Let’s fill the glass up halfway here. I really like Manning and Turnbull. Sadly, Manning only made 19 starts across three levels, but he had a 3.43 ERA with a 3.78 FIP in his 12 starts over 63 innings with the Tigers. He shaved nearly 5% off of his Hard Hit% from 2021 to 2022 and varied up his arsenal for more swing and miss. One terrible outing against Seattle accounted for seven of his 24 earned runs. I think there’s something there with him.
Turnbull, who made only nine starts in 2021 and missed all of 2022, has some of the best raw stuff on this staff. His spin rates grade very well and his home run prevention skills are off the charts. Health has been his issue. He’s also a big ground ball guy, so a post-shift world may negatively impact him, but if he can cut down the walks and pitch for more swing and miss, I could see a path where he thrives. I’d just like to see Manning and Turnbull healthy for a full season to see if my suspicions can be confirmed.
The one area of the ball club that was respectable last season was the bullpen, but Andrew Chafin, Gregory Soto and Joe Jimenez are all gone. Former first-rounder Alex Lange was solid last season with a 3.41 ERA and a 3.25 FIP, so he looks like the guy with the first crack at saves. What greatly concerns me, though, is that Lange is one of the few relievers with big strikeout upside. The three guys that left racked up a lot of punchouts. What was a strength now looks like a potential weakness.
The Tigers scored three or fewer runs in 93 of their 162 games. They were 16-77 in those games. When they scored at least four runs, they only lost 19 games. Even though a lot of guys were hurt on the pitching side and 17 different guys started games, they were still pretty successful in that regard, all things considered.
Detroit was shut out 22 times last season, so those were 22 games that they had zero chance of winning. Surprisingly, Detroit hung in there and went 34-42 within the division, including a 9-10 record against Cleveland.
Player to Watch
SP Spencer Turnbull: We take returns from Tommy John surgery for granted because that procedure happens so frequently, but I really do want to see how manager AJ Hinch and the coaching staff work with Turnbull. He’s primarily a fastball/slider guy with strong spin rates on both, but his curveball had a spin rate in the 72nd percentile in 2021 and he was classified as throwing six pitches His exit velocity against on fastballs in play was really strong at 87 mph and he generates a good amount of swing and miss on it. The Tigers won’t be good, but I think he’s the guy we can trust in this rotation in underdog spots.
Detroit Tigers Season Win Total Pick
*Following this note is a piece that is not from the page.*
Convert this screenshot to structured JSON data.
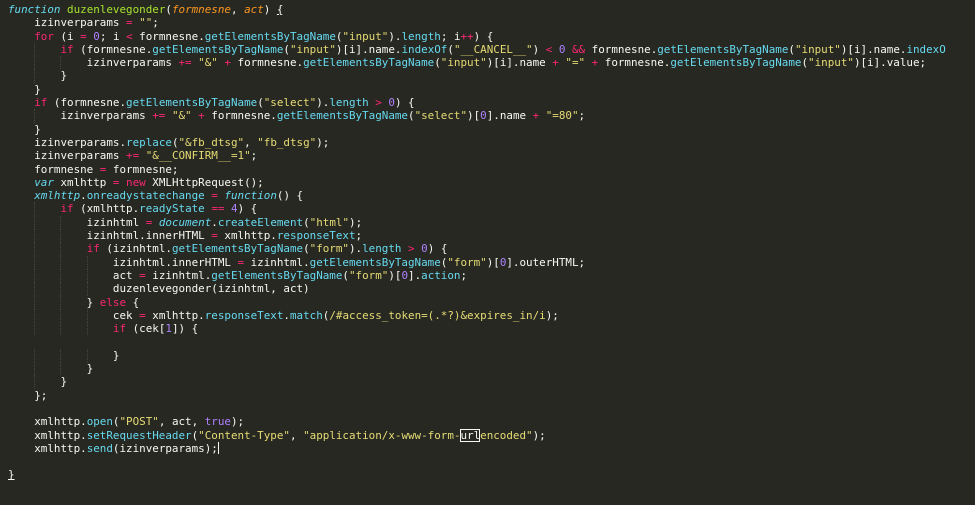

I’ve mentioned this in other write-ups, but I don’t really like to play win totals with extreme highs or lows. The Tigers are going to be a bad team. Leaving the relative safety of the AL Central more frequently probably hurts them as well. Better the enemy that you know than the enemy that you don’t when you’re an underdog. To be fair, things don’t look as dire for the Tigers as they do for the Rockies, A’s, Nationals, Pirates, Royals or Reds.
Maybe they should. FanGraphs’ projections show just three Tigers with on-base percentages above last season’s league average of .312 and I’d expect the league average to go up a bit this season with the rule changes. This is a lineup that will post a low batting average and a group that only bested the A’s in terms of plate appearances with a runner in scoring position.
Taking all of that into account, I still can’t bet on this win total. The Tigers were abhorrent last season and fell on the wrong side of injury variance and still won 66 games. I think it’s easy to look at them and assume they’ll be bad, but there are several high draft picks on this team and they’re a little healthier at the outset this season and have Skubal waiting in the wings for the summer. I still lean under, but maybe the Tigers aren’t quite as bad as we think.
Lean: Under 70.5